Start of Data to process

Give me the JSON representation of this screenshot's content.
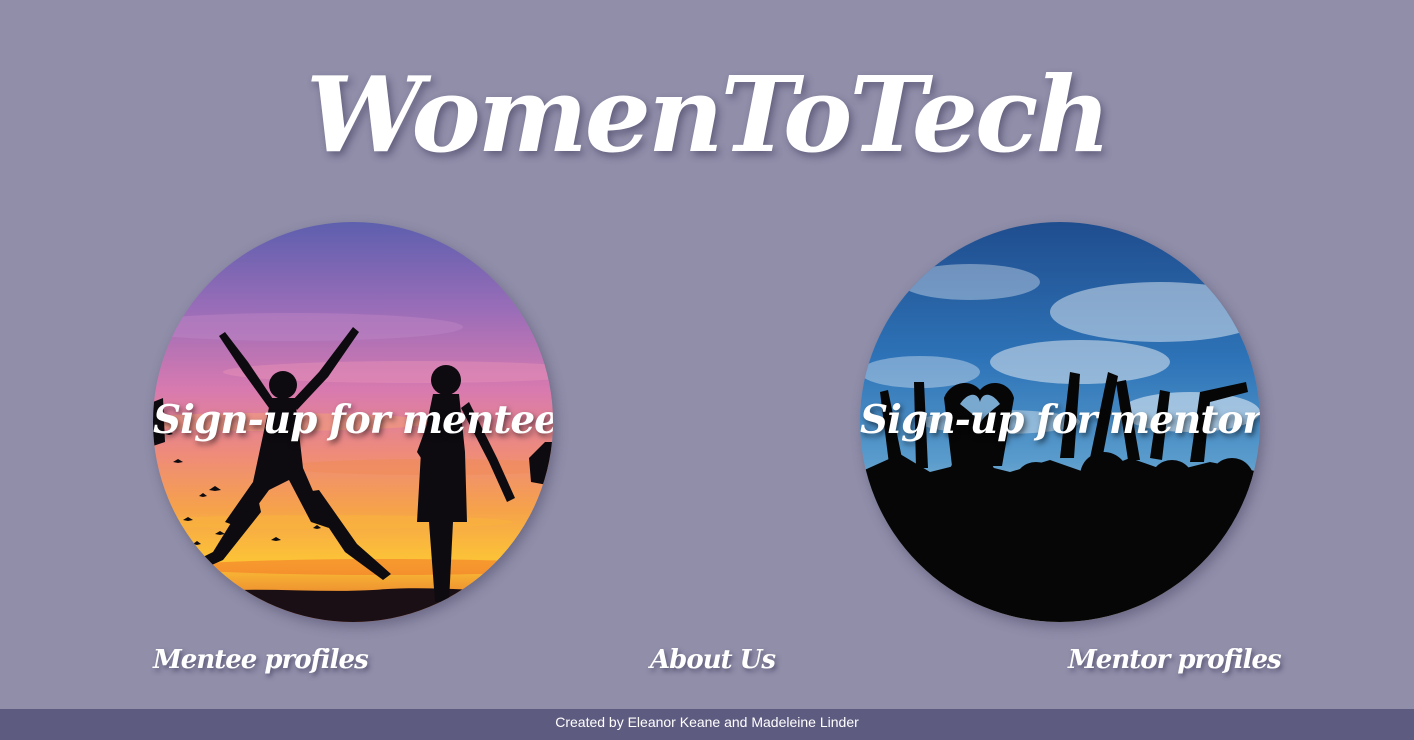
{
  "header": {
    "title": "WomenToTech"
  },
  "signup": {
    "mentees_label": "Sign-up for mentees",
    "mentors_label": "Sign-up for mentors"
  },
  "nav": {
    "mentee_profiles": "Mentee profiles",
    "about_us": "About Us",
    "mentor_profiles": "Mentor profiles"
  },
  "footer": {
    "credit": "Created by Eleanor Keane and Madeleine Linder"
  },
  "colors": {
    "background": "#908ea9",
    "footer_background": "#5e5b80",
    "text": "#ffffff"
  }
}
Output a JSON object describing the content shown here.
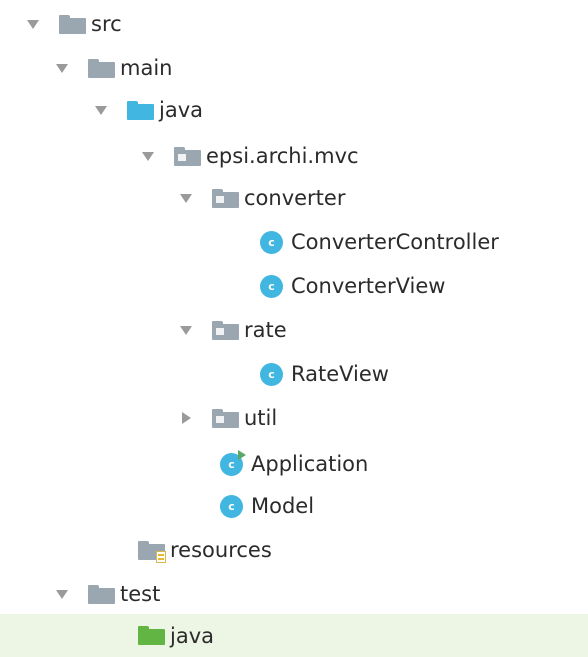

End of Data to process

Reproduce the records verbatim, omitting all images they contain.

Give me the JSON representation of this screenshot's content.
{
  "header": {
    "title": "WomenToTech"
  },
  "signup": {
    "mentees_label": "Sign-up for mentees",
    "mentors_label": "Sign-up for mentors"
  },
  "nav": {
    "mentee_profiles": "Mentee profiles",
    "about_us": "About Us",
    "mentor_profiles": "Mentor profiles"
  },
  "footer": {
    "credit": "Created by Eleanor Keane and Madeleine Linder"
  },
  "colors": {
    "background": "#908ea9",
    "footer_background": "#5e5b80",
    "text": "#ffffff"
  }
}
Output a JSON object describing the content shown here.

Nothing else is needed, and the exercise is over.